I continue to get asked about expectations for slaughter weights this coming year. My standard reply – we’ll continue to add weight as long as feed grains remain relatively cheap and we continue to make progress in improving feed conversion. In reviewing data from private research trials where pigs have been taken to 330+ lb, it’s pretty rare to see feed conversions for terminal crossbred barrows and gilts get to 4:1 for any weigh period prior to 300 lb liveweight. Some genetic lines have conversions better than this to weights approaching 330 lb.
The challenge of heavier sale weights is facility space. A large portion of the US industry uses production contracts for access to facilities. These contracts most often spell out space by defining the capacity of the facility being contracted. For example, the contract will shttp://forum.mnpork.com/pecify a contracted facility will house up to 1250 pigs to slaughter weight. There is no language in the contract stating that if slaughter weights increase there will be fewer pigs housed in the facility.
This means a production system intends to always house 1250 pigs for each turn in the facility since the payment is a fixed fee per year, not a per pig fee. The data is very clear that because of growing the same number of pigs to heavier weights, daily gain declines (relative to pigs given more space per pig) because of a reduction in daily feed intake. However, the economics of this reduction in gain are not as severe as one might think because the impact of crowding on feed conversion is not as clear-cut. In many data sets in the literature, there is little if any correlation between space allocation and feed conversion, as long as feeder and drinker spaces remain adequate.

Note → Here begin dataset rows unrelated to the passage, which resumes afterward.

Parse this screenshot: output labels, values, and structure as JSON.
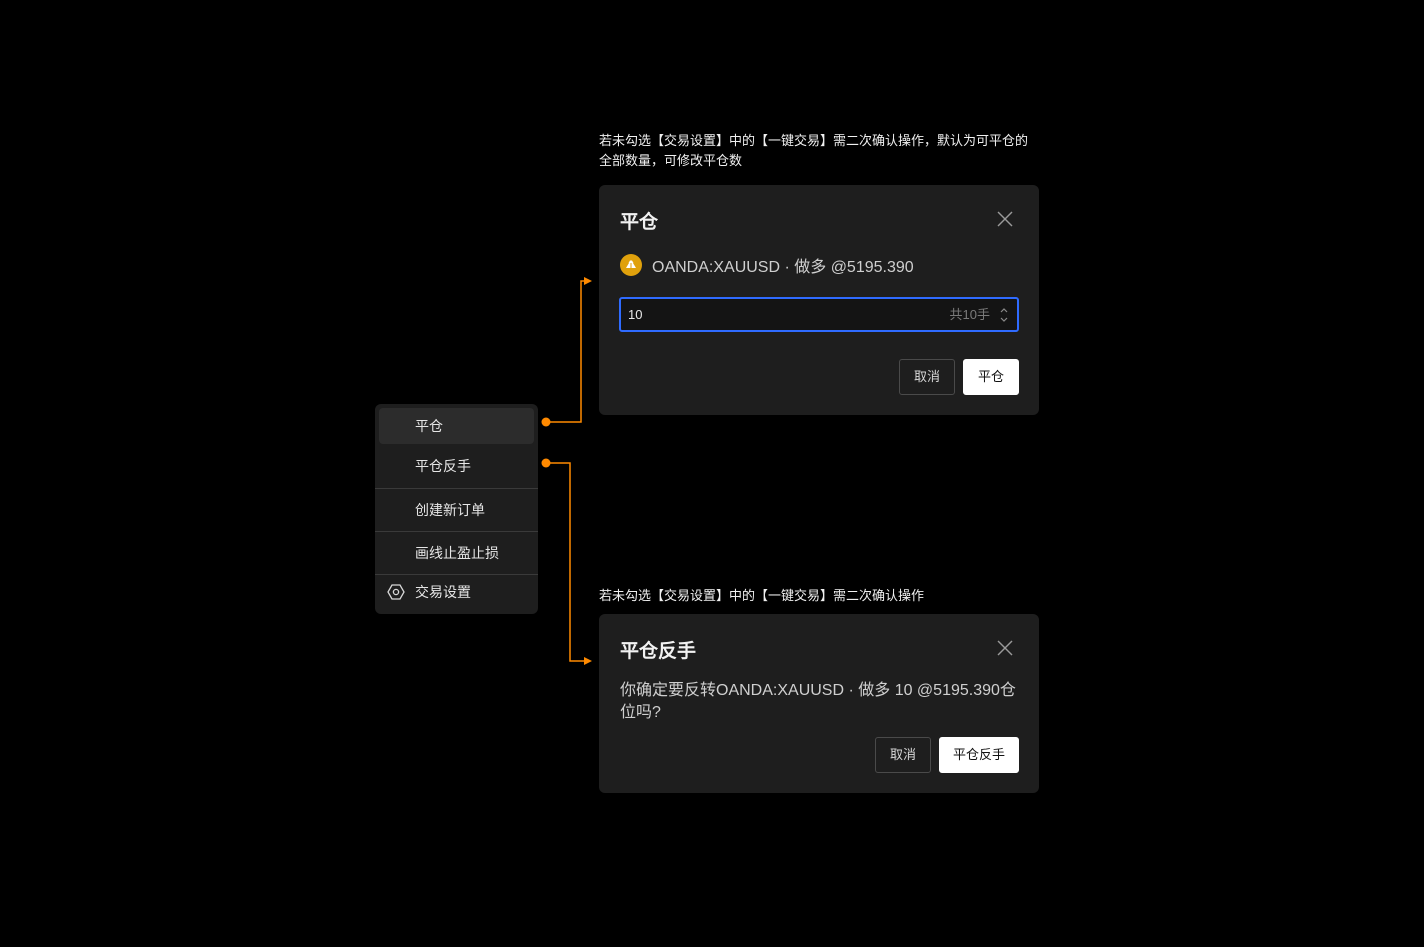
{
  "menu": {
    "items": [
      {
        "label": "平仓"
      },
      {
        "label": "平仓反手"
      },
      {
        "label": "创建新订单"
      },
      {
        "label": "画线止盈止损"
      },
      {
        "label": "交易设置"
      }
    ],
    "settings_icon": "gear-icon"
  },
  "colors": {
    "background": "#000000",
    "panel": "#1e1e1e",
    "connector": "#ff8a00",
    "focus_border": "#2f6bff",
    "gold_logo": "#e0a10c"
  },
  "close_dialog": {
    "note": "若未勾选【交易设置】中的【一键交易】需二次确认操作，默认为可平仓的全部数量，可修改平仓数",
    "title": "平仓",
    "instrument": "OANDA:XAUUSD · 做多 @5195.390",
    "quantity_value": "10",
    "quantity_suffix": "共10手",
    "cancel_label": "取消",
    "confirm_label": "平仓"
  },
  "reverse_dialog": {
    "note": "若未勾选【交易设置】中的【一键交易】需二次确认操作",
    "title": "平仓反手",
    "message": "你确定要反转OANDA:XAUUSD · 做多 10 @5195.390仓位吗?",
    "cancel_label": "取消",
    "confirm_label": "平仓反手"
  }
}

Because of the lack of correlation between feed conversion (the biggest expense in pig production) and space allocation, the economic models continue to support putting the same number of pigs in a production facility even as sale weights increase. The only time this doesn’t work so well is when the ventilation system becomes unable to manage the additional heat output of the faster growing pigs at heavier weights.
Further proof to support my conclusion that sale weights will continue to increase is the spread in carcass weight between producer sold and packer owned pigs in the National Daily Direct Prior Day Slaughtered Swine USDA mandatory price report (LM_HG201). For all of the slaughter days reported in 2015, packer owned pigs were always heavier than producer sold. The average for the year was 4.97 lb heavier carcasses for packer owned pigs.

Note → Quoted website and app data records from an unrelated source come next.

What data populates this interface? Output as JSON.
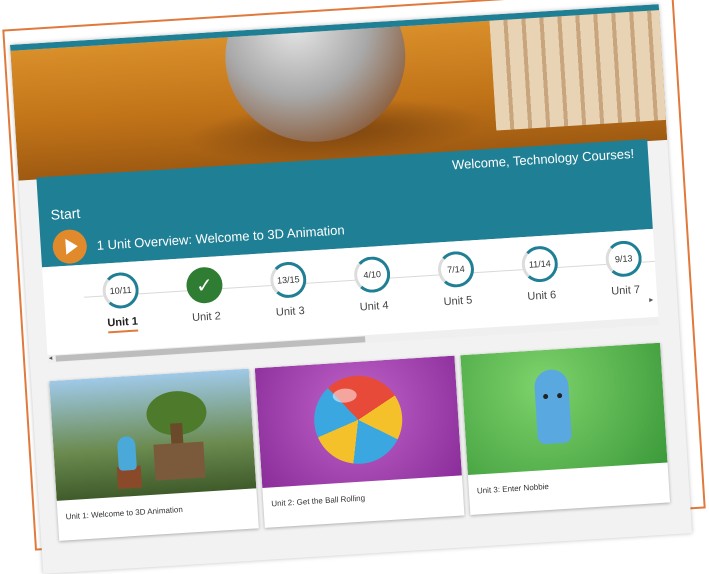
{
  "header": {
    "welcome": "Welcome, Technology Courses!",
    "start_label": "Start",
    "current_lesson": "1 Unit Overview: Welcome to 3D Animation"
  },
  "units": [
    {
      "label": "Unit 1",
      "progress": "10/11",
      "complete": false,
      "active": true
    },
    {
      "label": "Unit 2",
      "progress": "",
      "complete": true,
      "active": false
    },
    {
      "label": "Unit 3",
      "progress": "13/15",
      "complete": false,
      "active": false
    },
    {
      "label": "Unit 4",
      "progress": "4/10",
      "complete": false,
      "active": false
    },
    {
      "label": "Unit 5",
      "progress": "7/14",
      "complete": false,
      "active": false
    },
    {
      "label": "Unit 6",
      "progress": "11/14",
      "complete": false,
      "active": false
    },
    {
      "label": "Unit 7",
      "progress": "9/13",
      "complete": false,
      "active": false
    }
  ],
  "cards": [
    {
      "title": "Unit 1: Welcome to 3D Animation"
    },
    {
      "title": "Unit 2: Get the Ball Rolling"
    },
    {
      "title": "Unit 3: Enter Nobbie"
    }
  ],
  "colors": {
    "accent": "#1f7f95",
    "orange": "#e07a3c",
    "complete": "#2e7d32"
  }
}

Another interesting observation from the LM_HG201 report is the sale habits of producers. Over the 2014-2015 market years, carcass weights for all slaughtered pigs compared to Monday weights were 0.09, 0.88, 1.36 and 2.19 lb heavier on Tuesday, Wednesday, Thursday and Friday, respectively. Both packer owned and producer sold categories showed the same trend of heavier pigs later in the week.